A lot of other teams at Microsoft have been asking our team variations of this same question. They see our (Developer Division) transparency and willingness to connect with customers (blogs, feedback centers, forums, CTPs, etc.) and want to know how we got where we are.

From our perspective I think the glass is often half empty and I personally feel there is a lot of room to grow, but we have made a lot of progress over the last three years moving toward a customer focused culture.

Our (D.D. Customer Connection) team recently performed a little brainstorming exercise to see if we could, looking back, see what "little things" have added up to this larger shift that’s in progress. I would also invite anyone from Microsoft or customers to augment this list that is really a work in progress.

Executive Buy-in

  • High level executives like Eric Rudder believed strongly that this change was important
    Teams with leaders and executives that participated themselves were more likely to get engaged with customers.
  • Developer satisfaction numbers showed people there was room to grow
  • Our leadership showed tolerance and support when mistakes where made, leaks happened, and trusted that the MS community would police/correct itself.
  • Understanding of the unknown. For example: There was a lot of angst before we launched the Product Feedback center and it took the understanding that we really didn’t know what would happen and that we’d be committed to course correcting if needed.
  • Management had faith that we had to learn to "let go" in some areas and trust customers to do the right thing; moderate themselves, file good bug reports, etc.  If you don’t trust the customers, then each of these channels is potentially a huge time-sink with little value. 

       

Respect and Integration with Existing Culture

  • Finding strong influential leaders within each team to drive the change was very important. Teams that put a capable person in charge of leading the shift saw noticeably better results than teams that picked a less seasoned individual to drive the change.
  • The product feedback center integrated right into our bug database so no one internally had to learn a new tool… just reply to bugs as if they came from testers internally. It may have also helped in our world that developers know what is expected of a good bug report.
  • We took feedeback from several teams and disciplines at Microsoft before the feedback center was turned on and those teams continue to form a virtual working group that drives the direction of our customer bug gathering/fixing.
  • Giving people lots of options for how to connect with customers. We showed people they could blog, write samples, share code, have chats, go to events. We are a diverse culture in many ways and not one form of customer connection works for everyone.
  • Blogs were very "culture compatible" at Microsoft. We have a lot of opinionated people that, for lack of a better term, enjoy having a soapbox. The developer community also seemed to be on the early adopter side of the blog trend. Devs would blog, get immediate feedback from another developer blogger and then want to blog more.
  • We like talking to "our kind"… devs like talking to other devs for the most part. J
  • The "Community Room" showed that we cared, but didn’t integrate well with the existing culture.
  • We have to get to a world where customer connection becomes an "ility" that starts to become engrained in our culture like "security" and "usability" where people have to think about community in whatever they are doing.

       

Demonstrating Wins and Areas for Improvement

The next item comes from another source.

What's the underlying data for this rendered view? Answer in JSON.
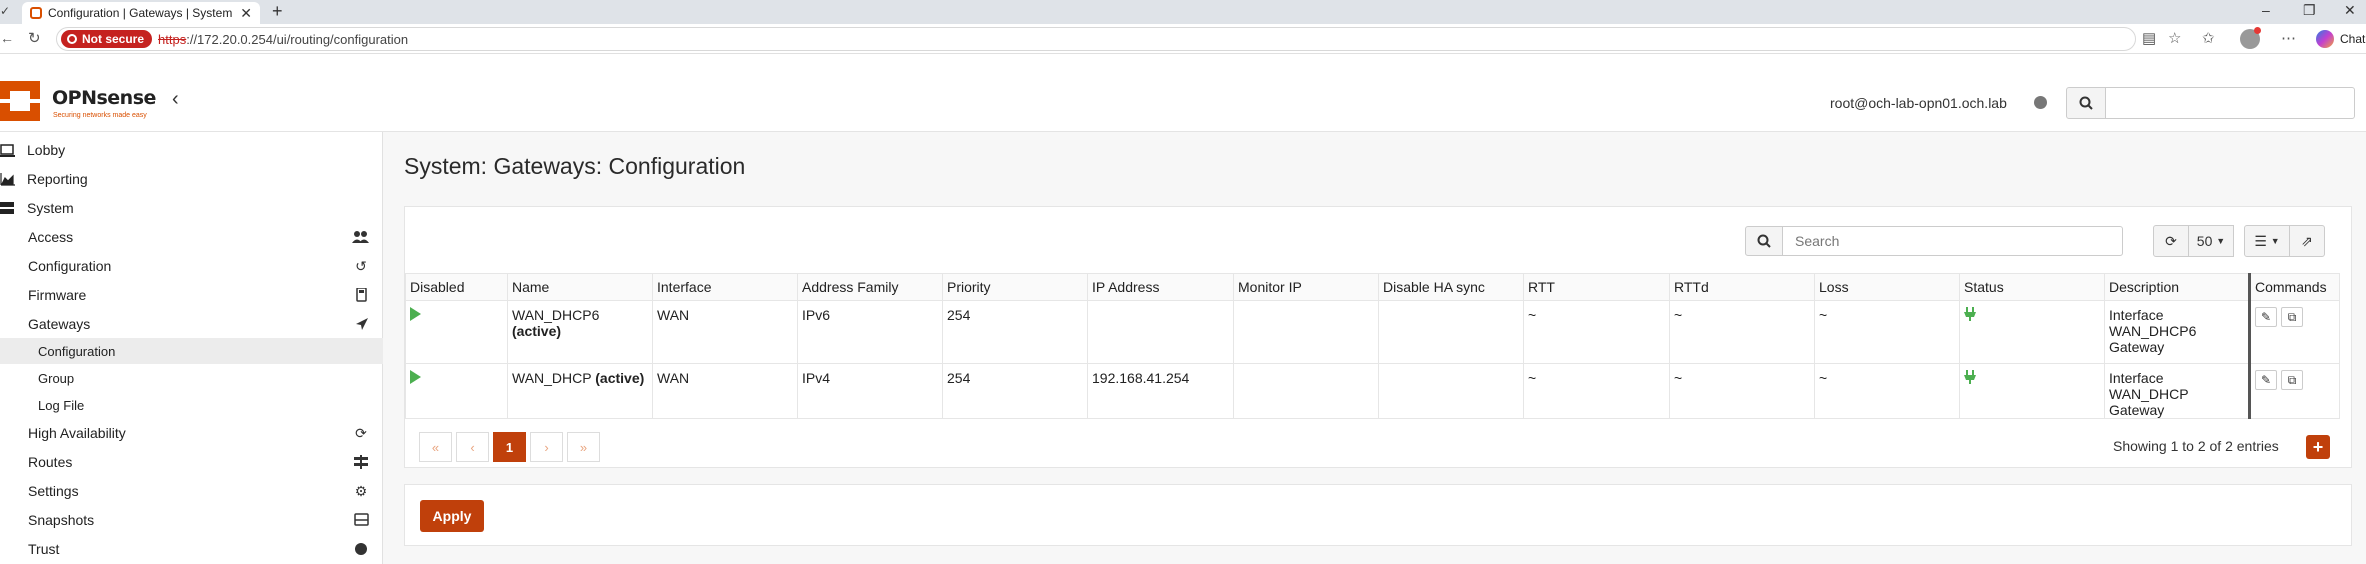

  • Demonstrating small incremental wins with numbers or anecdotal evidence. We showed people the good feedback we were getting from blogs and it begat more blogging.
  • Highly visible metrics can drive change in a numbers focused organization as long as the numbers drive good behavior.
  • Consistent visibility and automated/real-time availability of metrics is important here. This was important for a couple reasons. First, until people knew that there stats would go to everyone in the division every couple weeks, it was easy to ignore it. We saw cases where teams made a concerted effort to improve. Second, people want to know how they are doing and when it was not automated, it was a time-consuming process for our team (taking away from time available for work with more value). Third, when you can’t show any data or the data is infrequent/unreliable it sends a message that we didn’t think it through and/or don’t really care.
  • We created a web site internally that literally showed who has connected with customers over the last X time through various channels.
  • Public recognition of people who’ve made substantial customer impacts with their direct customers connections. Balancing the carrot with the sticks.
  • Showing off competitor wins in the customer connection space. Having Eclipse as a competitor where they are completely transparent with a vibrant community helps.
  • When we focused our efforts on a few things at once rather than throwing 10 different distractions at product groups the effort was more successful.

That’s all for now. Again I would invite anyone from Microsoft or customers to augment this work in progress list.